EXERCISE DESCRIPTION | Please report how many lines in the data below contain "icon". Nothing besides the number should be written.

Stored items
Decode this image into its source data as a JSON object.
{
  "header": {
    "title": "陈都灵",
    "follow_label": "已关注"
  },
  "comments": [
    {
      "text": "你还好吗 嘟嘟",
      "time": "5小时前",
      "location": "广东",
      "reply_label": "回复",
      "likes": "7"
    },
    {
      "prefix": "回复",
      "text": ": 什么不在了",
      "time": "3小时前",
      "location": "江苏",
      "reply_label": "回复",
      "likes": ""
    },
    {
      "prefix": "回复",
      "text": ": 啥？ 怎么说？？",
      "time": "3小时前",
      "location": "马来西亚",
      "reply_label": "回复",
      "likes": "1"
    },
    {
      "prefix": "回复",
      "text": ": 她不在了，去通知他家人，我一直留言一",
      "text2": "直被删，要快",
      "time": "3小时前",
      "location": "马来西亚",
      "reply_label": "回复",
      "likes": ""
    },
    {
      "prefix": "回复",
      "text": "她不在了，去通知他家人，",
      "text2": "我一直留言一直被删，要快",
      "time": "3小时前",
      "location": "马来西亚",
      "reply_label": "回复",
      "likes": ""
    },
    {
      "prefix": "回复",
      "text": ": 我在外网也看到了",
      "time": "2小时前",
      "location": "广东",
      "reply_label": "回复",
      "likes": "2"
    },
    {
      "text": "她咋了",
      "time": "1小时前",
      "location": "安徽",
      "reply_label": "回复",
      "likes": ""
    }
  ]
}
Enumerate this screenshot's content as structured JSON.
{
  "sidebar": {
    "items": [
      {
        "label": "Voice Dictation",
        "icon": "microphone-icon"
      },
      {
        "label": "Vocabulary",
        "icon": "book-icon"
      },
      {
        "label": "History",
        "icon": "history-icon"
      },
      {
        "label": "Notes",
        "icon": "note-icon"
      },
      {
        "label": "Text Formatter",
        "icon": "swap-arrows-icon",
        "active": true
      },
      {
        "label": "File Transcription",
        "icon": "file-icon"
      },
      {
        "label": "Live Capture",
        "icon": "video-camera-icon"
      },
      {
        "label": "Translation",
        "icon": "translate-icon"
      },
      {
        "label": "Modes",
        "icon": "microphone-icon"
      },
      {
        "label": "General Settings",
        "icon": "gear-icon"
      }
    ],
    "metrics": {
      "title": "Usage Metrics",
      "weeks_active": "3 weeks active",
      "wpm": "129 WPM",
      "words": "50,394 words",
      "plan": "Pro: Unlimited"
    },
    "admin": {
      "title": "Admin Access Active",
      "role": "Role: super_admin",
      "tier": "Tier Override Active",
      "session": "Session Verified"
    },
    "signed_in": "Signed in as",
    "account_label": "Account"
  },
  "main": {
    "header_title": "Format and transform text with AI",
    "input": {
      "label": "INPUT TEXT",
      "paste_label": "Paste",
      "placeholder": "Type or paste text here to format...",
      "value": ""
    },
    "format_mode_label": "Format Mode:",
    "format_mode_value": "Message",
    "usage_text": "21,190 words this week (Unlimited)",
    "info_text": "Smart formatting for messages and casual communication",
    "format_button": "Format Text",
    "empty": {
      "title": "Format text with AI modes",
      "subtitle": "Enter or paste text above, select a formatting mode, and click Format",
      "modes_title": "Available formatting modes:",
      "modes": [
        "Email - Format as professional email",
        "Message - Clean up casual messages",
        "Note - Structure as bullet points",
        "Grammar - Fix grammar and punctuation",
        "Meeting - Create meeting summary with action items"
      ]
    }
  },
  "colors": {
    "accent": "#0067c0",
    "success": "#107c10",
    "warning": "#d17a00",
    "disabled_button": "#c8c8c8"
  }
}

SOLUTION TO THIS PROBLEM | 10